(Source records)
Content starts

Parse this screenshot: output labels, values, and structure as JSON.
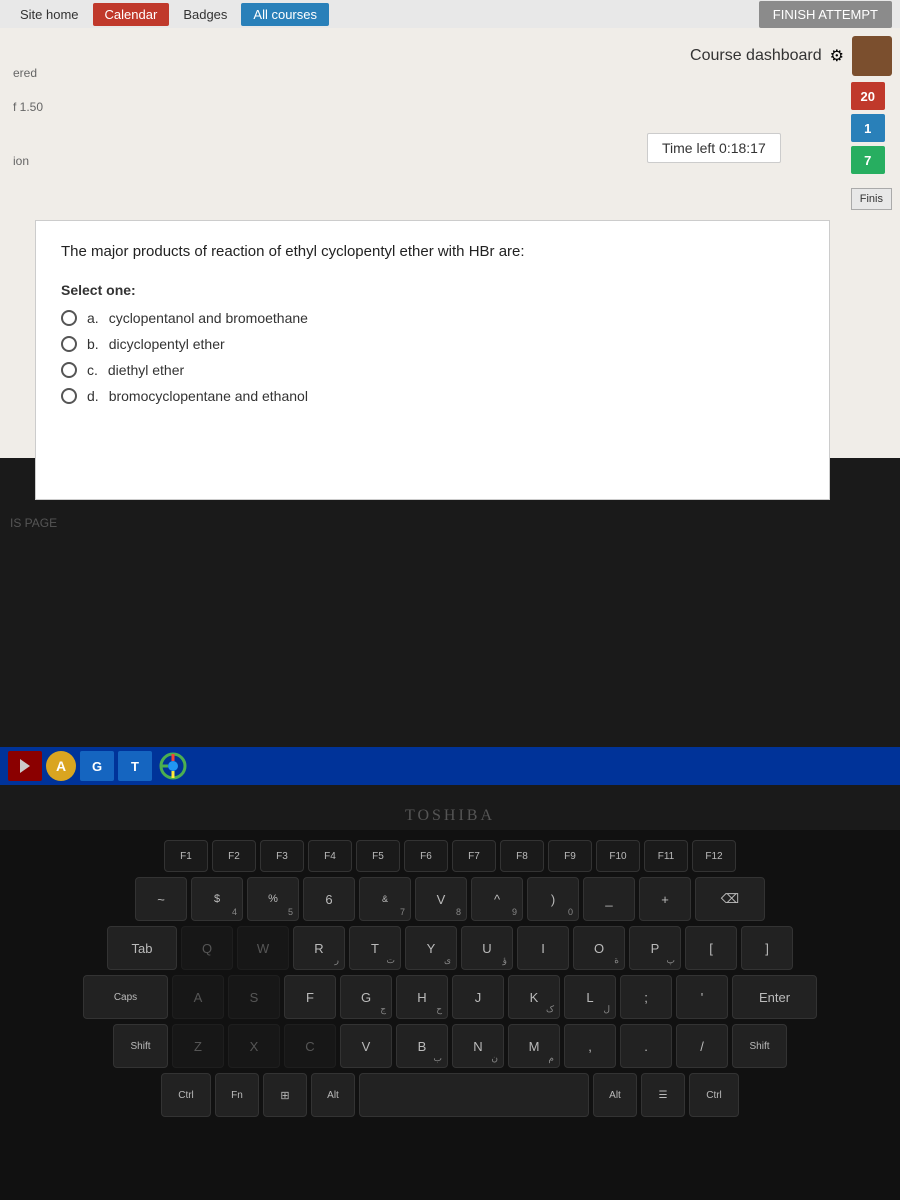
{
  "nav": {
    "items": [
      {
        "label": "Site home",
        "active": false
      },
      {
        "label": "Calendar",
        "active": true,
        "style": "red"
      },
      {
        "label": "Badges",
        "active": false
      },
      {
        "label": "All courses",
        "active": true,
        "style": "blue"
      }
    ]
  },
  "header": {
    "course_dashboard_label": "Course dashboard",
    "gear_icon": "⚙",
    "timer_label": "Time left 0:18:17"
  },
  "question": {
    "text": "The major products of reaction of ethyl cyclopentyl ether with HBr are:",
    "select_label": "Select one:",
    "options": [
      {
        "id": "a",
        "text": "cyclopentanol and bromoethane"
      },
      {
        "id": "b",
        "text": "dicyclopentyl ether"
      },
      {
        "id": "c",
        "text": "diethyl ether"
      },
      {
        "id": "d",
        "text": "bromocyclopentane and ethanol"
      }
    ]
  },
  "sidebar": {
    "left_labels": [
      "ered",
      "f 1.50",
      "ion"
    ],
    "right_numbers": [
      "20",
      "1",
      "7"
    ],
    "finish_label": "Finis"
  },
  "footer": {
    "page_nav_label": "IS PAGE",
    "finish_attempt": "FINISH ATTEMPT"
  },
  "taskbar": {
    "toshiba": "TOSHIBA"
  },
  "keyboard": {
    "row1": [
      "4",
      "5",
      "6",
      "7",
      "8",
      "9",
      "0"
    ],
    "row2": [
      "R",
      "T",
      "Y",
      "U",
      "I",
      "O",
      "P"
    ],
    "row3": [
      "F",
      "G",
      "H",
      "J",
      "K",
      "L"
    ],
    "row4": [
      "V",
      "B",
      "N",
      "M"
    ]
  }
}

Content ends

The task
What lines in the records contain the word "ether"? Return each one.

Reply to the exercise
    "text": "The major products of reaction of ethyl cyclopentyl ether with HBr are:",
        "text": "dicyclopentyl ether"
        "text": "diethyl ether"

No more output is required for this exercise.